Today this scene would be easy to do digitally; colors are changed all over the frame in modern films. But there's no magic there. And in 1939 a bit of stage magic was needed.
The initial idea wasn't actually that far off from how it's done today, except it would have been accomplished by hand. Each frame would be sepia-toned by hand, until the door opened and the film transitioned into Technicolor. What can be done by a computer crunching numbers now would have taken hundreds of hours and tons of money back in 1939, so MGM abandoned the 'sepia stenciling' concept. Producer Mervyn LeRoy needed a new way to achieve the transition and he ended up using some good old fashioned sleight of hand.
He oversaw the film's extensive reshoots throughout the early months of 1939 (at one point the iconic song Somewhere Over The Rainbow was removed from the film because MGMs execs thought it was too slow, and so Dorothy's Kansas scenes needed to be reshot), and for the transition he used a simple trick. A set was painted sepia tone and Bobie Koshay, Judy Garland's double was outfitted in a sepia dress and given a sepia make-up job. Koshay walks to the door and opens it, revealing the bursting color of Munchkinland beyond the doorframe. She steps out of the way of the shot and the camera glides through the door, followed by Judy Garland, revealed in her bright blue dress.
It's a simple, elegant solution that makes the transition feel seamless. There's no sense of post-production trickery on the shot, just the wonderful expansion of the film's color palette. It's true movie magic.
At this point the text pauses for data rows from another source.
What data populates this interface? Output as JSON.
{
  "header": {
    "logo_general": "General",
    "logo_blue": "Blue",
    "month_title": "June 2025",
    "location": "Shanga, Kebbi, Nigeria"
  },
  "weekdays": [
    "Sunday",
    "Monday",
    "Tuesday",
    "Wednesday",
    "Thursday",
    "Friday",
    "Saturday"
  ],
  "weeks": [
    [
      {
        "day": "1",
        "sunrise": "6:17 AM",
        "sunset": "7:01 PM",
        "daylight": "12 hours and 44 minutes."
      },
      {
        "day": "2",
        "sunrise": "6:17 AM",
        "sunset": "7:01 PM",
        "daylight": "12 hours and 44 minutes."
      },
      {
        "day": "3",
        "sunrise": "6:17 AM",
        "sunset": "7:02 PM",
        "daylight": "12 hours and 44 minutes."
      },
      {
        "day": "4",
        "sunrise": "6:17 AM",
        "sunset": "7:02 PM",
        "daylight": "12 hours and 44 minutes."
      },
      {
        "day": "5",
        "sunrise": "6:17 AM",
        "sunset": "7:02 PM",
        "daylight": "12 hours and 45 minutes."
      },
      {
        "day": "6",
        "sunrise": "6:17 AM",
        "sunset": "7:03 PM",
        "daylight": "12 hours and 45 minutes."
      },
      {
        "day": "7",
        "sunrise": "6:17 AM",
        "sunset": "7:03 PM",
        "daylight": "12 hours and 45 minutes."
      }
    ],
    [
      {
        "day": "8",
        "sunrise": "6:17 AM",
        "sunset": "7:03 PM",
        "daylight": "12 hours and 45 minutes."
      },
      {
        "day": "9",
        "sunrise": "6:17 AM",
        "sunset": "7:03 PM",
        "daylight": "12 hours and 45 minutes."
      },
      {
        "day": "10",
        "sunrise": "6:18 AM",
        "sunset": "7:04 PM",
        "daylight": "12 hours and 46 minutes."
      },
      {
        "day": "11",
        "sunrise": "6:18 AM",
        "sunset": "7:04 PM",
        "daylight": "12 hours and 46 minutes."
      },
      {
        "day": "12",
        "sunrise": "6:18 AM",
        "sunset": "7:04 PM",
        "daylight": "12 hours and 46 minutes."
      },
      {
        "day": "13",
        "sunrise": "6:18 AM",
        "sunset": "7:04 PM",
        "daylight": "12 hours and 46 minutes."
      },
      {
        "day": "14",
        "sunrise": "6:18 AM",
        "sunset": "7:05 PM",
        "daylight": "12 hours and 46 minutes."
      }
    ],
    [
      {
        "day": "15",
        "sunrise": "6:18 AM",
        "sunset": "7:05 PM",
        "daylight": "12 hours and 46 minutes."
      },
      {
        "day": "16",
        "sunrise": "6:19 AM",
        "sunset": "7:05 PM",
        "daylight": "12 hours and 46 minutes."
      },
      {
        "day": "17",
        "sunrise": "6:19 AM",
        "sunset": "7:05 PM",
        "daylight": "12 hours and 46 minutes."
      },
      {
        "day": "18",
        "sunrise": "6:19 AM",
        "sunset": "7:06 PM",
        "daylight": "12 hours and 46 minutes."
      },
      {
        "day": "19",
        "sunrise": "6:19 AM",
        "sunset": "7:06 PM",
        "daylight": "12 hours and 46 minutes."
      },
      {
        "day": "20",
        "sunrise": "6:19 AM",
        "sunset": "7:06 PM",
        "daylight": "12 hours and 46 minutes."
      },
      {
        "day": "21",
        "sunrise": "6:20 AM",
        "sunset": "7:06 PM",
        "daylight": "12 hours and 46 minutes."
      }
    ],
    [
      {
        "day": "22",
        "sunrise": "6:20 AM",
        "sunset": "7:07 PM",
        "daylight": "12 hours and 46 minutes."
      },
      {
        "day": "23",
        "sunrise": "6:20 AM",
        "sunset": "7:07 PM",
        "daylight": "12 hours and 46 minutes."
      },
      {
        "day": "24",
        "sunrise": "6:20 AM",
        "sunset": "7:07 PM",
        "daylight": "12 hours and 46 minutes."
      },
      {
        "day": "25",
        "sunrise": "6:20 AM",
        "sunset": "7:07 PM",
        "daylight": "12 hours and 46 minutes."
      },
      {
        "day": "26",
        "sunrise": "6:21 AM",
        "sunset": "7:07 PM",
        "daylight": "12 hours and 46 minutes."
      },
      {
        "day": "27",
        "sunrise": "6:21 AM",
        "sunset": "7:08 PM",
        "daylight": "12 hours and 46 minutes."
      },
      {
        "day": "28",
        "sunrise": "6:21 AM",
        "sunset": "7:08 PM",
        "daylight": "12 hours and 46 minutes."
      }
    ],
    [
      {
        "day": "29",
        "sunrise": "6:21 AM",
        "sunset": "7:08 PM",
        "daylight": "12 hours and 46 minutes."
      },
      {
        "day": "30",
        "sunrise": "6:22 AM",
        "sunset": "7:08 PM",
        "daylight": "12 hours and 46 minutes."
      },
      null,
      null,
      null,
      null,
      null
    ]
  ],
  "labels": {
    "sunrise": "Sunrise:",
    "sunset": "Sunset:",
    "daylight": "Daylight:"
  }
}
* technically sepia. The Kansas sequences were shot in black & white and then dyed to a sepia tone to give an old-fashioned feeling to them.